  2. The successor also has a thread at XDA-Developers↩︎

  3. Manufacturer support for this device ended with Android 2.2 – Thanks to CyanogenMod, I was able to double this number: Now Android 4.4 Kitkat runs on the Milestone 2 ↩︎

  4. At the time I introduced it to my Milestone 2; meanwhile, µG is out of Alpha state ↩︎

  5. And even that you can install using the F-Droid app, if you add the IzzyOnDroid Repo to the client – as Blankstore is in there↩︎

  6. YMMV; this might as well have been due to the selection of apps I´m using. If some of your apps complains about „missing Google Services“, this might be the cause. If an app complains about missing Google Services („Google Play Services, which some of your apps are based upon, are not supported by this device …“), this might be the cause. Installing Xposed and FakeGApps should solve it then. ↩︎

  7. If you´re using a „stock ROM” equipped with Google Apps, you can use Unified NLP (GApps) for location services at least, to minimize the Google tracking ↩︎

  8. Of course follow that by configuring your Google account, as described in part 5 for NOGAPPS ↩︎

  9. a list can be found here ↩︎
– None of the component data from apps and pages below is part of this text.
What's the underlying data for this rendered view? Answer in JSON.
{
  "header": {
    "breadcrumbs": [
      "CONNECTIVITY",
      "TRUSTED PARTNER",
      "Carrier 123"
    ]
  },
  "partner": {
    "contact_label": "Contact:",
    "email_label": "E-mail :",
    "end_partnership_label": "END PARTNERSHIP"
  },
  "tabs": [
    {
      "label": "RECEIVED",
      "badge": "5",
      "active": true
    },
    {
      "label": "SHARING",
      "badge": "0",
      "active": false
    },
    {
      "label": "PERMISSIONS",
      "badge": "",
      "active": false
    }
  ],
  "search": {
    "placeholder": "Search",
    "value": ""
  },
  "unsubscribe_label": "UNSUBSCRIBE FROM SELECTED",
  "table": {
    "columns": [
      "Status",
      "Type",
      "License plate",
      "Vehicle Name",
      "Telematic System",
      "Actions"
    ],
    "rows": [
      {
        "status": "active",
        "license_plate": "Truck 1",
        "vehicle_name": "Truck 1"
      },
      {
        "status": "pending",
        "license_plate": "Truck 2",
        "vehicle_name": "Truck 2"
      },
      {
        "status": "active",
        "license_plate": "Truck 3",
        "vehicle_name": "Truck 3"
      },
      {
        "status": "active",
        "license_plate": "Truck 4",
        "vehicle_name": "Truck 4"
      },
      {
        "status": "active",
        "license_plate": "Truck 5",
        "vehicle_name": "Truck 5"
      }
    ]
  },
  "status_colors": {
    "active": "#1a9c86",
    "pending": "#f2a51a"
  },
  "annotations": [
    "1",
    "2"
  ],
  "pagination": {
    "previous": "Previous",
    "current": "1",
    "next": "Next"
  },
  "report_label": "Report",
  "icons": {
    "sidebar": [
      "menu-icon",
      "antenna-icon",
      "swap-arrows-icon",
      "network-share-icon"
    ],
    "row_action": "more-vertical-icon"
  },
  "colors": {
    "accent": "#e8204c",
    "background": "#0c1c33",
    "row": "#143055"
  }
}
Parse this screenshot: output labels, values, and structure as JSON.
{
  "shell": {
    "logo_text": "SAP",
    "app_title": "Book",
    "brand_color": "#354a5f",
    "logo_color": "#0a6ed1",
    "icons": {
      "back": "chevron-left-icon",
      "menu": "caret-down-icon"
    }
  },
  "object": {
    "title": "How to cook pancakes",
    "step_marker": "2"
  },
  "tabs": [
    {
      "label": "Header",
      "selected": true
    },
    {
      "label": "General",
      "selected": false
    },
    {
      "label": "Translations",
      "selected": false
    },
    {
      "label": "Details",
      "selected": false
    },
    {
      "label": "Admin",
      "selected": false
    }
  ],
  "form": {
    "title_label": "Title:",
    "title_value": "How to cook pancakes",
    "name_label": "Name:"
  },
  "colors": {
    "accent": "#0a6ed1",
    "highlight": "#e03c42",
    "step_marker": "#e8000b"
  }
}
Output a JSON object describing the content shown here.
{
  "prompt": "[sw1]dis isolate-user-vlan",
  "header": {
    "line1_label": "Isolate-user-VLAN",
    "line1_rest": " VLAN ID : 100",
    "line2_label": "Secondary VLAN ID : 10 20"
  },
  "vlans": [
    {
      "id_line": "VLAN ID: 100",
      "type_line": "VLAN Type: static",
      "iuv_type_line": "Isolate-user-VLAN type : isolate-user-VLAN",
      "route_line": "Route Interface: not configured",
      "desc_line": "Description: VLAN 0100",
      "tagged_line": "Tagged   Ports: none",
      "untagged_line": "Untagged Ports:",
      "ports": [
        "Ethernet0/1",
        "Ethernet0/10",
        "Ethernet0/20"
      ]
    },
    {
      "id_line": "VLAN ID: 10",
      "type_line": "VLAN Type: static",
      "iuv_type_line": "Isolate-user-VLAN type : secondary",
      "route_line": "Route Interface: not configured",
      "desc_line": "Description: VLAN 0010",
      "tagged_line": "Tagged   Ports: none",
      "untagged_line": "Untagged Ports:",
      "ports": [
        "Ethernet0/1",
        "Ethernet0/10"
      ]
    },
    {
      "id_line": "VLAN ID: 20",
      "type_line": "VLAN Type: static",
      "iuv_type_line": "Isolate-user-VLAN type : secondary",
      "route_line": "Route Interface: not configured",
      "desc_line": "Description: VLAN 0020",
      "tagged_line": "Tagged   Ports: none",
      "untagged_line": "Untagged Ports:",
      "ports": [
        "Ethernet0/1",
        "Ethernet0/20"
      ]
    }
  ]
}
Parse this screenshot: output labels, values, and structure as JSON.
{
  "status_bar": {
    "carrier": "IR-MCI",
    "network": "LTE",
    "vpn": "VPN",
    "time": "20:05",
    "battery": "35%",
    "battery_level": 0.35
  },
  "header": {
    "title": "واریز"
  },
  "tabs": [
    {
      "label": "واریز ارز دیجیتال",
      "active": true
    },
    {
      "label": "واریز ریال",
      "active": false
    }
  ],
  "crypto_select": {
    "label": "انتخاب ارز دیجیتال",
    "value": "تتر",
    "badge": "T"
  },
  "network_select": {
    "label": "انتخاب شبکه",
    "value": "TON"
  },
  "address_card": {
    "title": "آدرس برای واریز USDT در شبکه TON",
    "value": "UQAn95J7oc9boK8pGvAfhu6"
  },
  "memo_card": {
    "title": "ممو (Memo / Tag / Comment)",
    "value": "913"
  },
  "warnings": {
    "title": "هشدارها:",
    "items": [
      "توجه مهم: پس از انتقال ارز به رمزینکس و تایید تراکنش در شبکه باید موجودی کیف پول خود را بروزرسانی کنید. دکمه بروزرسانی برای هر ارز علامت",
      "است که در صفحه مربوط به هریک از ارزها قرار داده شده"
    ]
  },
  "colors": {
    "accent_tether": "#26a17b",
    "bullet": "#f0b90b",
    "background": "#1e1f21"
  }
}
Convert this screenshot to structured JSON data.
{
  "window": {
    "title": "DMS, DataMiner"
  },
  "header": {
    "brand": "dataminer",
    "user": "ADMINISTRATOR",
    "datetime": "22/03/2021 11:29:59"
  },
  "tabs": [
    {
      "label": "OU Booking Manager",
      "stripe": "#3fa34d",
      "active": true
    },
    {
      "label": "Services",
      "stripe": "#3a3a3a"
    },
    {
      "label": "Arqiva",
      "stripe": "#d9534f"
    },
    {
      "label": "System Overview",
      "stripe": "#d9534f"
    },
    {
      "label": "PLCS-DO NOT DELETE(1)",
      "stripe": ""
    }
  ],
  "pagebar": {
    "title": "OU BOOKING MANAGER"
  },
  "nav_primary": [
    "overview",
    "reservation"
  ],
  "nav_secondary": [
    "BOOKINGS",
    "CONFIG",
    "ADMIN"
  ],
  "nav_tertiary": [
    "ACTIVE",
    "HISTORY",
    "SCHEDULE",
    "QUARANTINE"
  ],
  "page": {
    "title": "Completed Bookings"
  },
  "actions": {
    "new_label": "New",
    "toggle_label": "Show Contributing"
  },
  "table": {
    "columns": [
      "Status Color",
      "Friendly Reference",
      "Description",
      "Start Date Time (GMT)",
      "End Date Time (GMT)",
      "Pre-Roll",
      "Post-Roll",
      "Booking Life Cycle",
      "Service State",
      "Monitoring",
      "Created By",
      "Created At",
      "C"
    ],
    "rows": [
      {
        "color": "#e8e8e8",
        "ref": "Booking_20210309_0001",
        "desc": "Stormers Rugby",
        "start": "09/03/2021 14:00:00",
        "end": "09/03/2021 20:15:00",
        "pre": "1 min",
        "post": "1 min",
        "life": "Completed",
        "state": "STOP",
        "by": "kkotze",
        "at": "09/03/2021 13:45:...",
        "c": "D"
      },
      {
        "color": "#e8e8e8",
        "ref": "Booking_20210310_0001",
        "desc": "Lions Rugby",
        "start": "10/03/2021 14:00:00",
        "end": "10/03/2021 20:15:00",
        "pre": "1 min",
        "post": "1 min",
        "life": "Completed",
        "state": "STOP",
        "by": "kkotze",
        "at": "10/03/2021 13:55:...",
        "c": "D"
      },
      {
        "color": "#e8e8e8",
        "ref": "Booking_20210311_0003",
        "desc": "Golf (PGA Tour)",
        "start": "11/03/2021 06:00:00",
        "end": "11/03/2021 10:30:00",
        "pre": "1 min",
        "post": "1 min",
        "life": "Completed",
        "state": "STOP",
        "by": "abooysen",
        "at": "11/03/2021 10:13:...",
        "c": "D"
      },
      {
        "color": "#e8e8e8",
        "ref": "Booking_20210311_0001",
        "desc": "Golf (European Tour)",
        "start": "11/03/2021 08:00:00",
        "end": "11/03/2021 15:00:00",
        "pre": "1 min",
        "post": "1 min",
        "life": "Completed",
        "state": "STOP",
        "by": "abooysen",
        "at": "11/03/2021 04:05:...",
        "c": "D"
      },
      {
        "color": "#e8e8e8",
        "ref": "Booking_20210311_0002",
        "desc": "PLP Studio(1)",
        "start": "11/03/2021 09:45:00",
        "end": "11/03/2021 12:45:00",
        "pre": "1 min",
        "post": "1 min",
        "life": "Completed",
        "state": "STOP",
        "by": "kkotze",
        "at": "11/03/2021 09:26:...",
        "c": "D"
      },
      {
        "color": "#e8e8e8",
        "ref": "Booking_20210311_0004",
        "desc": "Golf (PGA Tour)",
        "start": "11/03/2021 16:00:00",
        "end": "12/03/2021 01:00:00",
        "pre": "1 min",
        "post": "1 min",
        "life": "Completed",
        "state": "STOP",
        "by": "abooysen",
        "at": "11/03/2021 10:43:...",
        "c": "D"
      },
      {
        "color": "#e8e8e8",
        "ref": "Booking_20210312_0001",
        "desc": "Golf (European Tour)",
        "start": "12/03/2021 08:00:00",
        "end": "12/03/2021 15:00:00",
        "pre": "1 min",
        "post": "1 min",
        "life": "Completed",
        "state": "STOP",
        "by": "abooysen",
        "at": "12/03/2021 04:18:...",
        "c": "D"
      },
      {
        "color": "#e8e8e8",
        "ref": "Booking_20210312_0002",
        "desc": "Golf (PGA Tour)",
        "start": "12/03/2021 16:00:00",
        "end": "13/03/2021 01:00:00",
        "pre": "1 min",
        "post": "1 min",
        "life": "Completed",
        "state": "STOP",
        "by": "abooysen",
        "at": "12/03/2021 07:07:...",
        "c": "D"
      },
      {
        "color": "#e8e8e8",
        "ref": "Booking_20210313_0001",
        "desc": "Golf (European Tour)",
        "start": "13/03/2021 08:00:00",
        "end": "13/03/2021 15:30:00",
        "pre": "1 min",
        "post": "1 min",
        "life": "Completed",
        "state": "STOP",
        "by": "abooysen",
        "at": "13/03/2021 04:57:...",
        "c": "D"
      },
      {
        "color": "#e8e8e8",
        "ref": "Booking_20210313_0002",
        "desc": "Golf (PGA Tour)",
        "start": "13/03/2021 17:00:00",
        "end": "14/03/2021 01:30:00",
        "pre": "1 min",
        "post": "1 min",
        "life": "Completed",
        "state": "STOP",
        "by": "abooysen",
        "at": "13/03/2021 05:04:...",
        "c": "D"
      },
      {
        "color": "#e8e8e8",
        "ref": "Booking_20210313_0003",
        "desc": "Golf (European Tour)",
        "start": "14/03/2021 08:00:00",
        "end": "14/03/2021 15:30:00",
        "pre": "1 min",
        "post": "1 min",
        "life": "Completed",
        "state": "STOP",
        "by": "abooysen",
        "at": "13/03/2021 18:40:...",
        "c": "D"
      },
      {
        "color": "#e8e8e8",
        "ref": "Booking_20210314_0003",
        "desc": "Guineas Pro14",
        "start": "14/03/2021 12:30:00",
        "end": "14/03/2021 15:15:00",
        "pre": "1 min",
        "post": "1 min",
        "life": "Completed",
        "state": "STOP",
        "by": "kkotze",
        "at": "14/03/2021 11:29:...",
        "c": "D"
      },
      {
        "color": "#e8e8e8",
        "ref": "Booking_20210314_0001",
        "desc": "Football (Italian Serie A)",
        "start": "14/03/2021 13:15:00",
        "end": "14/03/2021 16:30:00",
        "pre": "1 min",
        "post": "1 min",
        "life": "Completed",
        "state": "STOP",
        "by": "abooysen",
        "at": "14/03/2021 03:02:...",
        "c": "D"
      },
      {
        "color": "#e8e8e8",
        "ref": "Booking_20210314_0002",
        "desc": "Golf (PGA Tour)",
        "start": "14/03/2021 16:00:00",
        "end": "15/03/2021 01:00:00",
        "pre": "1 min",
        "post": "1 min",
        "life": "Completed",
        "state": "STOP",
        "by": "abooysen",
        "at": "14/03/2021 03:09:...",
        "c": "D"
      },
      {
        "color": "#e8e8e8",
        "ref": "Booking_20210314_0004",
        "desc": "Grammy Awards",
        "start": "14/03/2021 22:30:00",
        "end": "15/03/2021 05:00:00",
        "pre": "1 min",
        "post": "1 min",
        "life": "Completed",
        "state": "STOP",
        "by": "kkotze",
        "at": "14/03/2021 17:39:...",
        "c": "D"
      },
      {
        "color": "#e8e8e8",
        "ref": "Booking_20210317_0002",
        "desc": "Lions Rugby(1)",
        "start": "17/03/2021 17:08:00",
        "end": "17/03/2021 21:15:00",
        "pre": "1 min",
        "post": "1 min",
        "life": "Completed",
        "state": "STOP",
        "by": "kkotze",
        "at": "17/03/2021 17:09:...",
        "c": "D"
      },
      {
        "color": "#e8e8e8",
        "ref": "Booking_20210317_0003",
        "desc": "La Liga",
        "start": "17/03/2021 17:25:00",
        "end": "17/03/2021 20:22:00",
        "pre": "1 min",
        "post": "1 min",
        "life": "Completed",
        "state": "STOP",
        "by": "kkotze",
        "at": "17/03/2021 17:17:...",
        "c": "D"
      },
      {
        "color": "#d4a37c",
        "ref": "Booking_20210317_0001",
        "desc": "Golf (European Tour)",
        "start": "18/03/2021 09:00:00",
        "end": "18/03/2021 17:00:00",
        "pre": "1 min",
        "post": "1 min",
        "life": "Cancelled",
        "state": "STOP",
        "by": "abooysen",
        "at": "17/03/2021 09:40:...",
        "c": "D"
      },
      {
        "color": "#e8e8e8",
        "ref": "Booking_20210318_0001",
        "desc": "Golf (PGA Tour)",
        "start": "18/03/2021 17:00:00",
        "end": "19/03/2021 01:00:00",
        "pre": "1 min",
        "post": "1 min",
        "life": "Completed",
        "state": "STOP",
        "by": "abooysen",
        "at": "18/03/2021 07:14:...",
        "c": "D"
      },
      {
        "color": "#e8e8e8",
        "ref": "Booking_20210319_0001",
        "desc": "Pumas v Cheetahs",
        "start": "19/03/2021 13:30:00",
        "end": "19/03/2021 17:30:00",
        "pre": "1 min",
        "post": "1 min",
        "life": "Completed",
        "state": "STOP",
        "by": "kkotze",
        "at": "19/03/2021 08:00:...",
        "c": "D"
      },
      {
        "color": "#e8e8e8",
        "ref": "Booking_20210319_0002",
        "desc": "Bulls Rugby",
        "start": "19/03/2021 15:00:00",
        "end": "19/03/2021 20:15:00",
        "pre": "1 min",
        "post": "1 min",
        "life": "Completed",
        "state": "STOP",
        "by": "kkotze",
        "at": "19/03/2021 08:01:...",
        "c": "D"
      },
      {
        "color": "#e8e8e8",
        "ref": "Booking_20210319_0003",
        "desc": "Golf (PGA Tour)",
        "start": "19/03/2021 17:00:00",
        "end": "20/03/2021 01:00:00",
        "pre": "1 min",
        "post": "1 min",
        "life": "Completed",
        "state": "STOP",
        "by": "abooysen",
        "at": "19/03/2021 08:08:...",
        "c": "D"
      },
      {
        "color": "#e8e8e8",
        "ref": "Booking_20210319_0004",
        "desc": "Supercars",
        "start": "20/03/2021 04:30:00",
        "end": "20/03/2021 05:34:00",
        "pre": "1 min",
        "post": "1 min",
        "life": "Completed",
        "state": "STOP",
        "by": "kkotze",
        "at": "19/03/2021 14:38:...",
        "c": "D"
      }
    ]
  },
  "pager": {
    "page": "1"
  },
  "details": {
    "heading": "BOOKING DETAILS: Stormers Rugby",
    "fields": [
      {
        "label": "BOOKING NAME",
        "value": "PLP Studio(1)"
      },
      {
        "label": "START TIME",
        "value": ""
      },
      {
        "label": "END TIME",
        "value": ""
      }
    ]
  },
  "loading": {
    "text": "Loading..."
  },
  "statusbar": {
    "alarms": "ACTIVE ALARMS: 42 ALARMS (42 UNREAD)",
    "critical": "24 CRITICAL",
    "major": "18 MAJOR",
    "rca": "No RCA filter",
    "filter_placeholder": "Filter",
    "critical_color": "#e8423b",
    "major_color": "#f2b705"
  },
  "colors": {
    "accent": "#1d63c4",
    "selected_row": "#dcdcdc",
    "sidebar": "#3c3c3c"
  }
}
  10. Thanks to Wolf for this hint! He continues: „Currently it might happen that the maps background is not shown then. Let´s hope a future version of microG will fix this.“ ↩︎

2015-10-27 (2016-09-15)